“It’s the best thing. I think I always respond the best way if someone’s challenging me, and not just me but this team,” Chara said. “You’re always going to have people who believe in you and people who are doubting you. The best way to do it is to just prove them wrong and do your thing.”
Chara’s “thing” — in addition to his fearsome slapshot, as evidenced by his record-breaking 108.8 mph shot in the NHL Hardest Shot competition in Janaury — has long been defensive dominance. No. 33 was brilliant throughout the Bruins’ playoff run in 2011, shutting down one star forward after another, round after round after round.
Yet up until the afternoon of June 15, just hours before the Black and Gold were set to take on the Canucks in a winner-take-all Game 7, there still were those that refused to budge from their belief that the hulking D-man couldn’t get it done. They couldn’t shake the fact that Boston had bowed out of the postseason prematurely for three years running. Maybe they couldn’t help feeling that Chara deserved the blame for the Bruins’ inexplicable collapse against the Flyers in 2010.
But this time around was different. It was a new year, a new set of circumstances and a Bruins team that finally had all of the right pieces in place. But most of all, it was the culmination of the evolution of a leader, one who could rise to the occasion when it mattered most and carry his troops.
“There was the simple issue of needing to play well in big games,” Haggerty said. “He’d never been a great big-game performer in the postseason prior to last season and had a lot of Game 7 losses on his resume. He answered all of those questions last season and put many of his detractors out of business.”
Chara wasn’t ready to lead anybody to glory when he broke into the NHL as a 20-year-old with the New York Islanders in the late ’90s. Even if Boston had all the talent in the world in 2006-07, he might not have been ready then, either. But in 2011, the 34-year-old proved he was. In captaining the Bruins to a championship, a Cup drought that spanned nearly four decades was squashed and the horde of individuals who never thought he could pull it off were forever silenced.
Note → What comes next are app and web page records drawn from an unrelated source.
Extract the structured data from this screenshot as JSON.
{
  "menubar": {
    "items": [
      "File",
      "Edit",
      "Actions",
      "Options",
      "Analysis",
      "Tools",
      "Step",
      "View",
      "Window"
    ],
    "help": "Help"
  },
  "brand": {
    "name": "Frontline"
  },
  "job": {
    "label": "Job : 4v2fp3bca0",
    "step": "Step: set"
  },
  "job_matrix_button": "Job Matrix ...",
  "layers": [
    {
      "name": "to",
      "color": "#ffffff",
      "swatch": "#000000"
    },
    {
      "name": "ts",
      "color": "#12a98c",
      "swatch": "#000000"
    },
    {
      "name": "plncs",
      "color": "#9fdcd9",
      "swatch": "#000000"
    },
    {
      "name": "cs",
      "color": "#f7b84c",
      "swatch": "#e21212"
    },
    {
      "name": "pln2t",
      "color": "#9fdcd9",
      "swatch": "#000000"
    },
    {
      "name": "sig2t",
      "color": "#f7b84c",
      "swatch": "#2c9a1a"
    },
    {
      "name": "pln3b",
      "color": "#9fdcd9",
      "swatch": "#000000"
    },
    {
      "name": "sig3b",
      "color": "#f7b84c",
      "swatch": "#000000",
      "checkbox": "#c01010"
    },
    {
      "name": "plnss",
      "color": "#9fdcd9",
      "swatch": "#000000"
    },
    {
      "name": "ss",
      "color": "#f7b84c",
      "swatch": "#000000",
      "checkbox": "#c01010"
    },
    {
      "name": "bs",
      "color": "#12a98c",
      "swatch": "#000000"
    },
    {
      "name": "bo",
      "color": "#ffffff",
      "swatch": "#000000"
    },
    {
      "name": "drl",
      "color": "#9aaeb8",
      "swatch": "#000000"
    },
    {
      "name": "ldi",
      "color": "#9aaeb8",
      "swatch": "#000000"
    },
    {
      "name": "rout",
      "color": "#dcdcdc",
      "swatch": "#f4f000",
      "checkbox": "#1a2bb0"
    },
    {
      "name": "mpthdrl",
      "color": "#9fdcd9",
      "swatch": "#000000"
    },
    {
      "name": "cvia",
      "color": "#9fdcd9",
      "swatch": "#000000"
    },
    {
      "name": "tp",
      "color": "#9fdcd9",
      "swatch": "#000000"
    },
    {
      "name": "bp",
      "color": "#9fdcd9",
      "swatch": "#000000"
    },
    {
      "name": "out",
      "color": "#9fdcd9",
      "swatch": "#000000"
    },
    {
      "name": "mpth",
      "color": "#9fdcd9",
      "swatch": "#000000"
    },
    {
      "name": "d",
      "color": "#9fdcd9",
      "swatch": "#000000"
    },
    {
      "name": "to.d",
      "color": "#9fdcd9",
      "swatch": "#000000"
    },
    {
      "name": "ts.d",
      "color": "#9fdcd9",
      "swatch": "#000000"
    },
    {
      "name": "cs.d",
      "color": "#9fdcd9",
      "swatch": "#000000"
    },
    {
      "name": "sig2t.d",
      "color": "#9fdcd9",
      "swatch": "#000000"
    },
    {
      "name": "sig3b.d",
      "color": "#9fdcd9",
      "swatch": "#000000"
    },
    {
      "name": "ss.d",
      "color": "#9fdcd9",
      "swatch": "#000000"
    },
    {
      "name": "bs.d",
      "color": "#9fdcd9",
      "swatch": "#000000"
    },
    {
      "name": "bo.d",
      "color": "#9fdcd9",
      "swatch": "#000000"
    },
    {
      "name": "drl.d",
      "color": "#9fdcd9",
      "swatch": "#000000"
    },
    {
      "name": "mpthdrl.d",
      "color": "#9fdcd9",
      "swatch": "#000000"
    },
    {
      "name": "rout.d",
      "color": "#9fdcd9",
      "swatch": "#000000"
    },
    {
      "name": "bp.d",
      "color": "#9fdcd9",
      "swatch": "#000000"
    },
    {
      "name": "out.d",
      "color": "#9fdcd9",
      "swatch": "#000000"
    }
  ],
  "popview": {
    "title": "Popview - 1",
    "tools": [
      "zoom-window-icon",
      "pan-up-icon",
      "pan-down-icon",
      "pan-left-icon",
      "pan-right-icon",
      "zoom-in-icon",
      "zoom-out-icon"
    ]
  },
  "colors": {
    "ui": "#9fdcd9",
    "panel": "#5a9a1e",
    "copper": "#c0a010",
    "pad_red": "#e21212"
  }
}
“I’m just happy that we won and it’s a huge honor to be a captain and lead a team to a Stanley Cup championship,” Chara said. “Not many guys can do it. Not many guys can say, ‘Hey, we won and I was the captain of that team.’ I’m not saying it’s me, it’s the whole team, but it’s a huge honor.”
Now, even after accomplishing the greatest individual and team feat of his NHL career, Chara — currently in the first season of a seven-year contract extension — has no intention of resting on his laurels. His drive to hoist the Cup again is limitless. So, too, is his desire to continue to become an even greater leader.
“I just try to do my best every time in every situation. You’re not always going to be perfect, but you try to be the best you can,” he said of his progression as a captain. “You have to use the people around you. It’s not just a one-man show. You try to get some advice from certain people, teammates. Like I said, it’s not a perfect world but you try to make it as best as possible.”
And when all is said and done, after all the flak he took for so long, Chara may one day rank among Boston’s greatest leaders, from Eddie Shore to Bucyk to Ray Bourque, and even the natural one, Orr.
“I would think so, yeah. He’s got a long career to go,” Bucyk said of Chara’s chances of one day having his No. 33 raised to the rafters. “If he stays here for that long, I’m sure he will.”
Should Chara ever achieve such an honor, it won’t be because it was his birthright, his fate or some crazy theory about his hockey chromosomes being superior to others. It will be, simply, because he worked as hard as he could to earn it.
This article originally appeared in the March 2012 issue of New England Hockey Journal.
Jesse Connolly is the Bruins beat writer for New England Hockey Journal. He can be reached at firstname.lastname@example.org